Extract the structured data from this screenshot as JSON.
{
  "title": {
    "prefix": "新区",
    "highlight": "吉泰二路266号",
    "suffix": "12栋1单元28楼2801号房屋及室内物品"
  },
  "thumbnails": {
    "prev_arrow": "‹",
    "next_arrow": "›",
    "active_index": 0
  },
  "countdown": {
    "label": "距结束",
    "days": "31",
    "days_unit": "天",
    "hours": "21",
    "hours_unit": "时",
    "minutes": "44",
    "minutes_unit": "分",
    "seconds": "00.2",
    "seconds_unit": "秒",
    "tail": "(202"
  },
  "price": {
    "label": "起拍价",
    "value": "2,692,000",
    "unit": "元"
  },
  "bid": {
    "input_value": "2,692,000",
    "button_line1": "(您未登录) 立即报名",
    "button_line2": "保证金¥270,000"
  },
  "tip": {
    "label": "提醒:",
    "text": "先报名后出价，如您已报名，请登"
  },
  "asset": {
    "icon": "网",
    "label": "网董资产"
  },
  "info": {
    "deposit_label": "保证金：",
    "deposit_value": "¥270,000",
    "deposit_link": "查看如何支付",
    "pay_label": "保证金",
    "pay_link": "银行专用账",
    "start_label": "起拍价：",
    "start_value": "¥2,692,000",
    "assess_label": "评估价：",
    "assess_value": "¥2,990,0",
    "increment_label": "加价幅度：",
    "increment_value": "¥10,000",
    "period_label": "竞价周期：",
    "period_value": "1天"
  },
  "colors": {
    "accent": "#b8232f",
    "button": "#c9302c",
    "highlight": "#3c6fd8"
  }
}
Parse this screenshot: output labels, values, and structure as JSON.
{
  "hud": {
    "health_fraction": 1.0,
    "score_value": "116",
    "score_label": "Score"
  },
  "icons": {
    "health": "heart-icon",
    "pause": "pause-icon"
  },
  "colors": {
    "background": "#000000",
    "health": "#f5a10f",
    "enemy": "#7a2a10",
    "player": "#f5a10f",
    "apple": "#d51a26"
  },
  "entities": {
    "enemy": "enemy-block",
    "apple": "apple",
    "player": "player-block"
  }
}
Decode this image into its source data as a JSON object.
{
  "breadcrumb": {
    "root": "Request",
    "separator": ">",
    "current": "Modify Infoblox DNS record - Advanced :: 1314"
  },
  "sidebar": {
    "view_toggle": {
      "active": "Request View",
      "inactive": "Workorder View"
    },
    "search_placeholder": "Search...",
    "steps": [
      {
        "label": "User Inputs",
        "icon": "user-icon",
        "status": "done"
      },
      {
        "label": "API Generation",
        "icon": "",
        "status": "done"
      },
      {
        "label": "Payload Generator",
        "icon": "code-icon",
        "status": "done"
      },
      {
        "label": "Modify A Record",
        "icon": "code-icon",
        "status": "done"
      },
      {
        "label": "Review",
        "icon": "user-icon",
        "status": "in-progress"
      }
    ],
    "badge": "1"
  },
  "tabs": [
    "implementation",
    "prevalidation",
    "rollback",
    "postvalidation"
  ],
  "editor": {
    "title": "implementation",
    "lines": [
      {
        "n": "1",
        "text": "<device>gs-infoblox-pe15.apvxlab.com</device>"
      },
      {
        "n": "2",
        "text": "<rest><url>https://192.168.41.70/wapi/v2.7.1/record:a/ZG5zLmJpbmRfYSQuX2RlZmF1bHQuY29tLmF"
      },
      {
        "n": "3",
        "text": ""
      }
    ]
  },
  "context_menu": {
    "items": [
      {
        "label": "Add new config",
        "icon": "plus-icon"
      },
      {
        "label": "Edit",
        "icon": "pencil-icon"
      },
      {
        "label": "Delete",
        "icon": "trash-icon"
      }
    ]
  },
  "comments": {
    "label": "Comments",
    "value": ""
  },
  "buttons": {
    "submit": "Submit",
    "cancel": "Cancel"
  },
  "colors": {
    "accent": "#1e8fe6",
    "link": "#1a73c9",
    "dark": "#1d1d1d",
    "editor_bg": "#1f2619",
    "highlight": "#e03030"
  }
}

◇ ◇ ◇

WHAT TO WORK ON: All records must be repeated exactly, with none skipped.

EXERCISE RESULT:
Extract the structured data from this screenshot as JSON.
{
  "title": {
    "prefix": "新区",
    "highlight": "吉泰二路266号",
    "suffix": "12栋1单元28楼2801号房屋及室内物品"
  },
  "thumbnails": {
    "prev_arrow": "‹",
    "next_arrow": "›",
    "active_index": 0
  },
  "countdown": {
    "label": "距结束",
    "days": "31",
    "days_unit": "天",
    "hours": "21",
    "hours_unit": "时",
    "minutes": "44",
    "minutes_unit": "分",
    "seconds": "00.2",
    "seconds_unit": "秒",
    "tail": "(202"
  },
  "price": {
    "label": "起拍价",
    "value": "2,692,000",
    "unit": "元"
  },
  "bid": {
    "input_value": "2,692,000",
    "button_line1": "(您未登录) 立即报名",
    "button_line2": "保证金¥270,000"
  },
  "tip": {
    "label": "提醒:",
    "text": "先报名后出价，如您已报名，请登"
  },
  "asset": {
    "icon": "网",
    "label": "网董资产"
  },
  "info": {
    "deposit_label": "保证金：",
    "deposit_value": "¥270,000",
    "deposit_link": "查看如何支付",
    "pay_label": "保证金",
    "pay_link": "银行专用账",
    "start_label": "起拍价：",
    "start_value": "¥2,692,000",
    "assess_label": "评估价：",
    "assess_value": "¥2,990,0",
    "increment_label": "加价幅度：",
    "increment_value": "¥10,000",
    "period_label": "竞价周期：",
    "period_value": "1天"
  },
  "colors": {
    "accent": "#b8232f",
    "button": "#c9302c",
    "highlight": "#3c6fd8"
  }
}
Parse this screenshot: output labels, values, and structure as JSON.
{
  "hud": {
    "health_fraction": 1.0,
    "score_value": "116",
    "score_label": "Score"
  },
  "icons": {
    "health": "heart-icon",
    "pause": "pause-icon"
  },
  "colors": {
    "background": "#000000",
    "health": "#f5a10f",
    "enemy": "#7a2a10",
    "player": "#f5a10f",
    "apple": "#d51a26"
  },
  "entities": {
    "enemy": "enemy-block",
    "apple": "apple",
    "player": "player-block"
  }
}
Decode this image into its source data as a JSON object.
{
  "breadcrumb": {
    "root": "Request",
    "separator": ">",
    "current": "Modify Infoblox DNS record - Advanced :: 1314"
  },
  "sidebar": {
    "view_toggle": {
      "active": "Request View",
      "inactive": "Workorder View"
    },
    "search_placeholder": "Search...",
    "steps": [
      {
        "label": "User Inputs",
        "icon": "user-icon",
        "status": "done"
      },
      {
        "label": "API Generation",
        "icon": "",
        "status": "done"
      },
      {
        "label": "Payload Generator",
        "icon": "code-icon",
        "status": "done"
      },
      {
        "label": "Modify A Record",
        "icon": "code-icon",
        "status": "done"
      },
      {
        "label": "Review",
        "icon": "user-icon",
        "status": "in-progress"
      }
    ],
    "badge": "1"
  },
  "tabs": [
    "implementation",
    "prevalidation",
    "rollback",
    "postvalidation"
  ],
  "editor": {
    "title": "implementation",
    "lines": [
      {
        "n": "1",
        "text": "<device>gs-infoblox-pe15.apvxlab.com</device>"
      },
      {
        "n": "2",
        "text": "<rest><url>https://192.168.41.70/wapi/v2.7.1/record:a/ZG5zLmJpbmRfYSQuX2RlZmF1bHQuY29tLmF"
      },
      {
        "n": "3",
        "text": ""
      }
    ]
  },
  "context_menu": {
    "items": [
      {
        "label": "Add new config",
        "icon": "plus-icon"
      },
      {
        "label": "Edit",
        "icon": "pencil-icon"
      },
      {
        "label": "Delete",
        "icon": "trash-icon"
      }
    ]
  },
  "comments": {
    "label": "Comments",
    "value": ""
  },
  "buttons": {
    "submit": "Submit",
    "cancel": "Cancel"
  },
  "colors": {
    "accent": "#1e8fe6",
    "link": "#1a73c9",
    "dark": "#1d1d1d",
    "editor_bg": "#1f2619",
    "highlight": "#e03030"
  }
}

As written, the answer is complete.